If you take hydrocortisone once a day, take the missed dose as soon as you remember it. If you do not remember a missed dose until it is time for the next dose, skip the missed dose completely and take only the regularly scheduled dose.
If you take more than one dose a day, take the missed dose as soon as you remember it. However, if it is almost time for the next dose, skip the missed dose and continue your regular dosing schedule. Do not take a double dose to make up for a missed one.
What side effects can this medication cause?
Hydrocortisone may cause side effects. Tell your doctor if any of these symptoms are severe or do not go away:
increased hair growth
irregular or absent menstrual periods
If you experience any of the following symptoms, call your doctor immediately:
swollen face, lower legs, or ankles
cold or infection that lasts a long time
- black or tarry stool
What should I know about storage and disposal of this medication?
Keep this medication in the container it came in, tightly closed, and out of reach of children. Store it at room temperature and away from excess heat and moisture (not in the bathroom). Throw away any medication that is outdated or no longer needed. Talk to your pharmacist about the proper disposal of your medication.
In case of emergency/overdose
In case of overdose, consult your doctor. If the victim has collapsed or is not breathing, consult local medical emergency services.
What other information should I know?
Keep all appointments with your doctor and the laboratory. Your doctor will order certain lab tests to check your response to hydrocortisone. Checkups are especially important for children because hydrocortisone can slow bone growth.
If your condition worsens, call your doctor. Your dose may need to be adjusted.
Carry an identification card that indicates that you may need to take supplementary doses (write down the full dose you took before gradually decreasing it) of hydrocortisone during periods of stress (injuries, infections, and severe asthma attacks). Ask your pharmacist or doctor how to obtain this card. List your name, medical problems, drugs and dosages, and doctor's name and telephone number on the card.

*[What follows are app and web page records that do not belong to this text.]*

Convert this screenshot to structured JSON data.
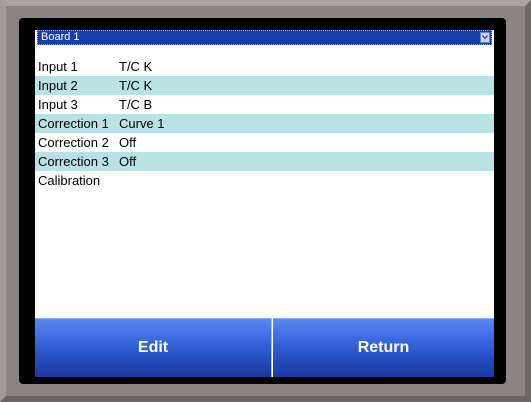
{
  "board_select": {
    "selected": "Board 1",
    "icon": "chevron-down-icon"
  },
  "list": {
    "items": [
      {
        "name": "Input 1",
        "value": "T/C K"
      },
      {
        "name": "Input 2",
        "value": "T/C K"
      },
      {
        "name": "Input 3",
        "value": "T/C B"
      },
      {
        "name": "Correction 1",
        "value": "Curve 1"
      },
      {
        "name": "Correction 2",
        "value": "Off"
      },
      {
        "name": "Correction 3",
        "value": "Off"
      },
      {
        "name": "Calibration",
        "value": ""
      }
    ]
  },
  "buttons": {
    "edit_label": "Edit",
    "return_label": "Return"
  },
  "colors": {
    "select_bg": "#1a3faa",
    "row_alt_bg": "#b9e3e3",
    "button_top": "#5a88f0",
    "button_bottom": "#1a3aa0",
    "bezel": "#8a8482"
  }
}
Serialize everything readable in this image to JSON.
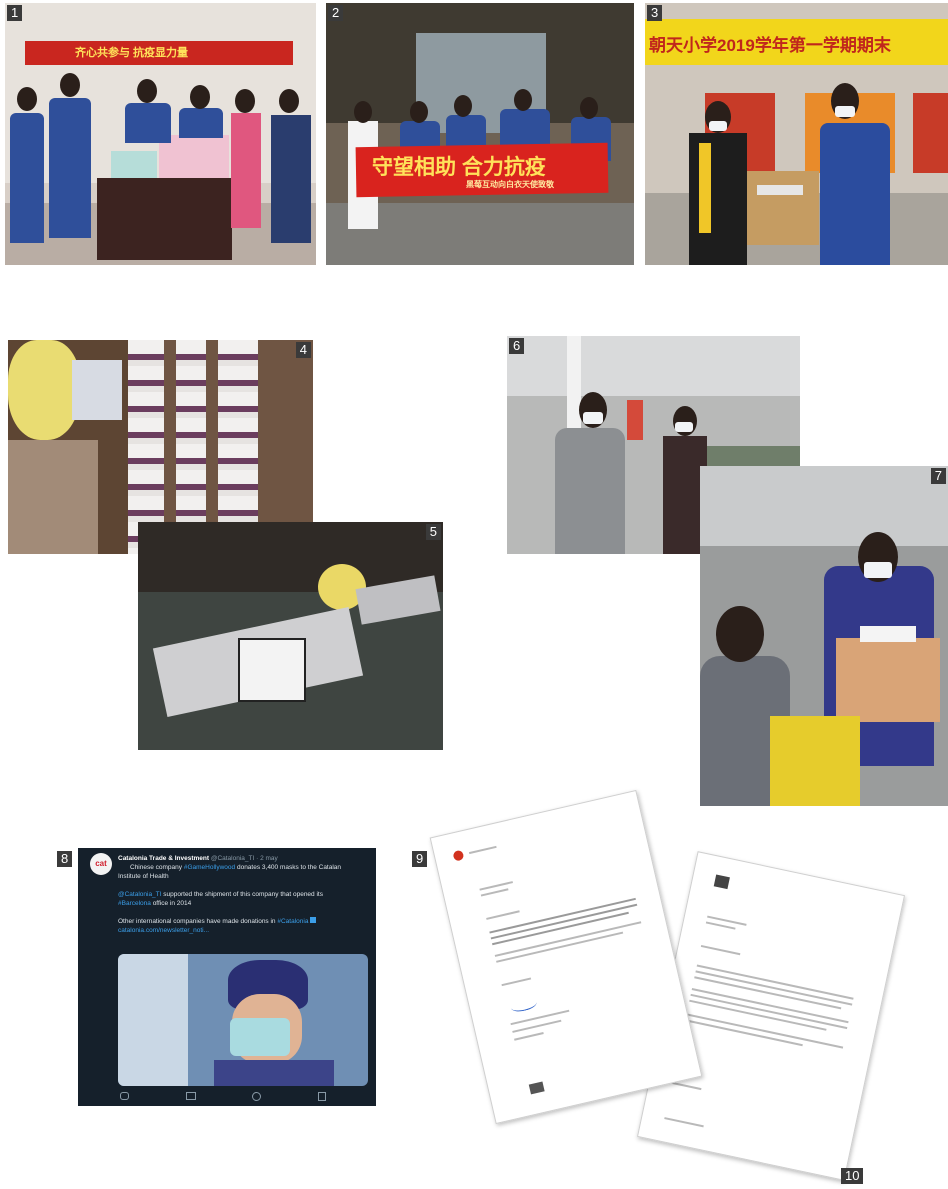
{
  "photos": [
    {
      "number": "1"
    },
    {
      "number": "2",
      "banner_text": "守望相助 合力抗疫",
      "banner_sub": "黑莓互动向白衣天使致敬"
    },
    {
      "number": "3",
      "banner_text": "朝天小学2019学年第一学期期末"
    },
    {
      "number": "4"
    },
    {
      "number": "5"
    },
    {
      "number": "6"
    },
    {
      "number": "7"
    },
    {
      "number": "8"
    },
    {
      "number": "9"
    },
    {
      "number": "10"
    }
  ],
  "photo1": {
    "banner_text": "齐心共参与  抗疫显力量"
  },
  "tweet": {
    "author": "Catalonia Trade & Investment",
    "handle": "@Catalonia_TI · 2 may",
    "avatar_text": "cat",
    "line1_a": "Chinese company ",
    "line1_link": "#GameHollywood",
    "line1_b": " donates 3,400 masks to the Catalan",
    "line2": "Institute of Health",
    "line3_link": "@Catalonia_TI",
    "line3_b": " supported the shipment of this company that opened its",
    "line4_link": "#Barcelona",
    "line4_b": " office in 2014",
    "line5_a": "Other international companies have made donations in ",
    "line5_link": "#Catalonia",
    "line6_link": "catalonia.com/newsletter_noti..."
  }
}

This drug makes you more susceptible to illnesses. If you are exposed to chicken pox, measles, or tuberculosis (TB) while using hydrocortisone, call your doctor. Do not have a vaccination, other immunization, or any skin test while you are taking hydrocortisone unless your doctor tells you that you may.
Report any injuries or signs of infection (fever, sore throat, pain during urination, and muscle aches) that occur during treatment.
Your doctor may instruct you to weigh yourself every day. Report any unusual weight gain.
If your sputum (the matter you cough up during an asthma attack) thickens or changes color from clear white to yellow, green, or gray, call your doctor; these changes may be signs of an infection.
If you have diabetes, hydrocortisone may increase your blood sugar level. If you monitor your blood sugar (glucose) at home, test your blood or urine more frequently than usual. Call your doctor if your blood sugar is high or if sugar is present in your urine; your dose of diabetes medication and your diet may need to be changed.
Do not let anyone else take your medication.
It is important for you to keep a written list of all of the prescription and nonprescription (over-the-counter) medicines you are taking, as well as any products such as vitamins, minerals, or other dietary supplements. You should bring this list with you each time you visit a doctor or if you are admitted to a hospital. It is also important information to carry with you in case of emergencies.
Ref: U.S. National Library of Medicine.
This information is provided for reference only and not a replacement for and should only be used in conjunction with full consultation with a registered medical practitioner. It may not contain all the available information you require and cannot substitute professional medical care, nor does it take into account all individual circumstances. Although great effort has been made to ensure content accuracy, mph-bd shall not be held responsible or liable for any claims or damages arising from the use or misuse of the information contained herein, its contents or omissions, or otherwise.